WHAT NEEDS TO BE DONE
Find every line in the data that contains the word "play". Return each of those lines.
□ □ □ □ □ □ □
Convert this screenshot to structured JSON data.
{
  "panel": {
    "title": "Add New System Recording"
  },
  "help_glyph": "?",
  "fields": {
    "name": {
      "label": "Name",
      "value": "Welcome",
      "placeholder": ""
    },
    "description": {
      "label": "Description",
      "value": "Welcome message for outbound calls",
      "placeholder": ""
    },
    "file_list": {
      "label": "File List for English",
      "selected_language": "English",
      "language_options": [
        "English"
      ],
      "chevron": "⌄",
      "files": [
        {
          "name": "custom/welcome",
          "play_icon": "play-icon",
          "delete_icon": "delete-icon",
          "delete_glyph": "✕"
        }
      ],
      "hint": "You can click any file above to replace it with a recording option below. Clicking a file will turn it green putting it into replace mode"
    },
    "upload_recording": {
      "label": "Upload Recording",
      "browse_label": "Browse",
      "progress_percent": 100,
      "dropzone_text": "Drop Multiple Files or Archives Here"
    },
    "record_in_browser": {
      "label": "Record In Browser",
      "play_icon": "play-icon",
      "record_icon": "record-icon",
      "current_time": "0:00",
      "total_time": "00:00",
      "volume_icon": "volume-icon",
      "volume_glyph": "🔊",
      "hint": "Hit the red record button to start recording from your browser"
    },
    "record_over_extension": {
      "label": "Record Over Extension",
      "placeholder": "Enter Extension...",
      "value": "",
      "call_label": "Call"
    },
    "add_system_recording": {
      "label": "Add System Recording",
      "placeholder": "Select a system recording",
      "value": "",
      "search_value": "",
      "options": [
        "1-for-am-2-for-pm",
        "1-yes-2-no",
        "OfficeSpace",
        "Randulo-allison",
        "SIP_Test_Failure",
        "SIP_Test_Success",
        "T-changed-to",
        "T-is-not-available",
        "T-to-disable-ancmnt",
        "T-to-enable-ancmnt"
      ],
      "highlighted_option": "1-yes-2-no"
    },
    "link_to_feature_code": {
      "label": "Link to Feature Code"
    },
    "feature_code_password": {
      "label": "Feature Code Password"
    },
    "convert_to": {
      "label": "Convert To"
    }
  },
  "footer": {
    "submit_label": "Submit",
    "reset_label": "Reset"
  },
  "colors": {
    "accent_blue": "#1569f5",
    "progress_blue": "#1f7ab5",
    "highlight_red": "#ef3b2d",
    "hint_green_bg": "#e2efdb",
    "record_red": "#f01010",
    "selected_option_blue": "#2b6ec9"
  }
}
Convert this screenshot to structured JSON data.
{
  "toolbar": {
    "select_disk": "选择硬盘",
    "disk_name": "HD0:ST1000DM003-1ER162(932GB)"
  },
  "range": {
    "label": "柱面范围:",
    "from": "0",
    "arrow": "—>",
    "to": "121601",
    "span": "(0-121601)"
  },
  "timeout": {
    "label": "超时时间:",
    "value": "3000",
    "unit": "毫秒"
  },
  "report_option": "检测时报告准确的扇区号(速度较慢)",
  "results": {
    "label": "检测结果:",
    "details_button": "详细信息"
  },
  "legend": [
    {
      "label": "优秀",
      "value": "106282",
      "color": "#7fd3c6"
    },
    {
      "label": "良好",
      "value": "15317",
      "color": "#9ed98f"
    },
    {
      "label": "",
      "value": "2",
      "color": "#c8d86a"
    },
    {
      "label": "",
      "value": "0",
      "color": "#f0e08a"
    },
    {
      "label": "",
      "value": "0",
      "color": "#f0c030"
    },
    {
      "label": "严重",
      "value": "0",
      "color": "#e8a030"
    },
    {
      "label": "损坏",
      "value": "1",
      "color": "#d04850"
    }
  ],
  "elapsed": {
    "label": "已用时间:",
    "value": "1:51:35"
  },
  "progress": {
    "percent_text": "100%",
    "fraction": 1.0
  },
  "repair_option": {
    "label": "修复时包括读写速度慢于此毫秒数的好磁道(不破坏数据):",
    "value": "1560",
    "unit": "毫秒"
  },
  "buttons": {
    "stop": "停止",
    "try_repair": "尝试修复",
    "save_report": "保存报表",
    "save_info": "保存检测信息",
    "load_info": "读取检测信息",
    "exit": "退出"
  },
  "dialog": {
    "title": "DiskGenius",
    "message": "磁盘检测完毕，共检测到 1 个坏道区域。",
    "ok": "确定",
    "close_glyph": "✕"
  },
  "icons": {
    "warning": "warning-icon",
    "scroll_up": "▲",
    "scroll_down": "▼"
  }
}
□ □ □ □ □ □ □
ANSWER TO THE PROBLEM
          "play_icon": "play-icon",
      "play_icon": "play-icon",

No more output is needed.